→ Exercise brief
The reply must repeat each entry exactly and contain no pictures.

→ Source material
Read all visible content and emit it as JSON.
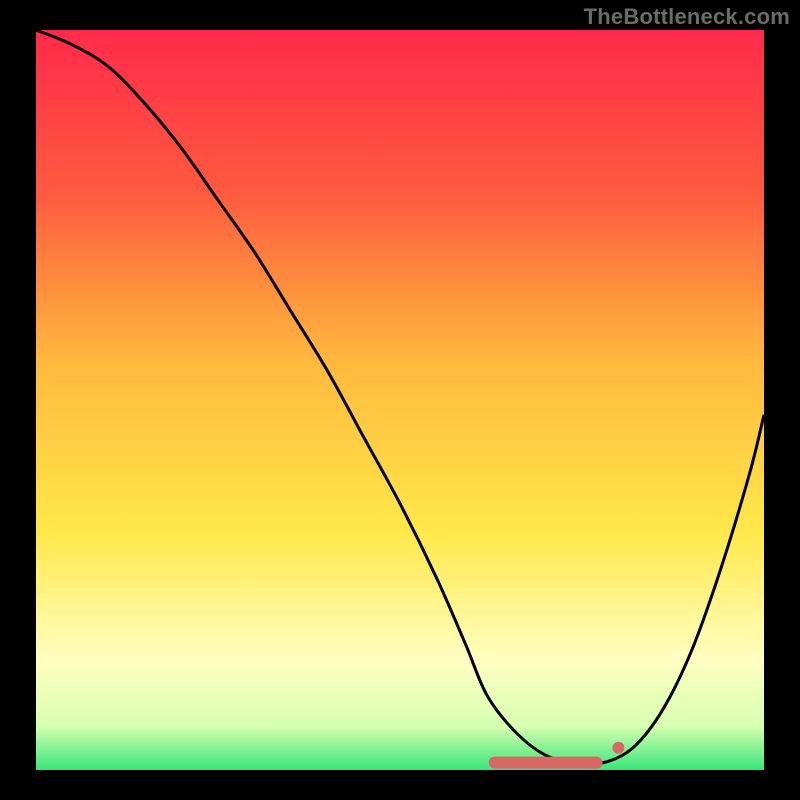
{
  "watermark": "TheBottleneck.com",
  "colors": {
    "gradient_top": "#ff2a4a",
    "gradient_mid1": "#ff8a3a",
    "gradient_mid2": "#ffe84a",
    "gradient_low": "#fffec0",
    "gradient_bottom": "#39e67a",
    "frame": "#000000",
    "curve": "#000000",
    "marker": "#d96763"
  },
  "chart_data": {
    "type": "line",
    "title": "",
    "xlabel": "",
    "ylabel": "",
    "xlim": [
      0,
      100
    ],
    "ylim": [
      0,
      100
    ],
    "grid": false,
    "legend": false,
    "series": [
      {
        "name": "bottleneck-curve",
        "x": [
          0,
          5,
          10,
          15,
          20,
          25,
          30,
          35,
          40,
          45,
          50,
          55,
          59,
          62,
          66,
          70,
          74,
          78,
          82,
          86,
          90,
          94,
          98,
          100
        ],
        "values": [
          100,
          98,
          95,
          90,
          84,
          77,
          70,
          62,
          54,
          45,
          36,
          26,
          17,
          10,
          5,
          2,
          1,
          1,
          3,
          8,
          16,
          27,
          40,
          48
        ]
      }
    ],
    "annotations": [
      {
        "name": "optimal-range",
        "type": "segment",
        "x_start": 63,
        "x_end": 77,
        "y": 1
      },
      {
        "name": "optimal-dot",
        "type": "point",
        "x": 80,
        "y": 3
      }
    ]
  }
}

→ Task response
Read all visible content and emit it as JSON.
{
  "watermark": "TheBottleneck.com",
  "colors": {
    "gradient_top": "#ff2a4a",
    "gradient_mid1": "#ff8a3a",
    "gradient_mid2": "#ffe84a",
    "gradient_low": "#fffec0",
    "gradient_bottom": "#39e67a",
    "frame": "#000000",
    "curve": "#000000",
    "marker": "#d96763"
  },
  "chart_data": {
    "type": "line",
    "title": "",
    "xlabel": "",
    "ylabel": "",
    "xlim": [
      0,
      100
    ],
    "ylim": [
      0,
      100
    ],
    "grid": false,
    "legend": false,
    "series": [
      {
        "name": "bottleneck-curve",
        "x": [
          0,
          5,
          10,
          15,
          20,
          25,
          30,
          35,
          40,
          45,
          50,
          55,
          59,
          62,
          66,
          70,
          74,
          78,
          82,
          86,
          90,
          94,
          98,
          100
        ],
        "values": [
          100,
          98,
          95,
          90,
          84,
          77,
          70,
          62,
          54,
          45,
          36,
          26,
          17,
          10,
          5,
          2,
          1,
          1,
          3,
          8,
          16,
          27,
          40,
          48
        ]
      }
    ],
    "annotations": [
      {
        "name": "optimal-range",
        "type": "segment",
        "x_start": 63,
        "x_end": 77,
        "y": 1
      },
      {
        "name": "optimal-dot",
        "type": "point",
        "x": 80,
        "y": 3
      }
    ]
  }
}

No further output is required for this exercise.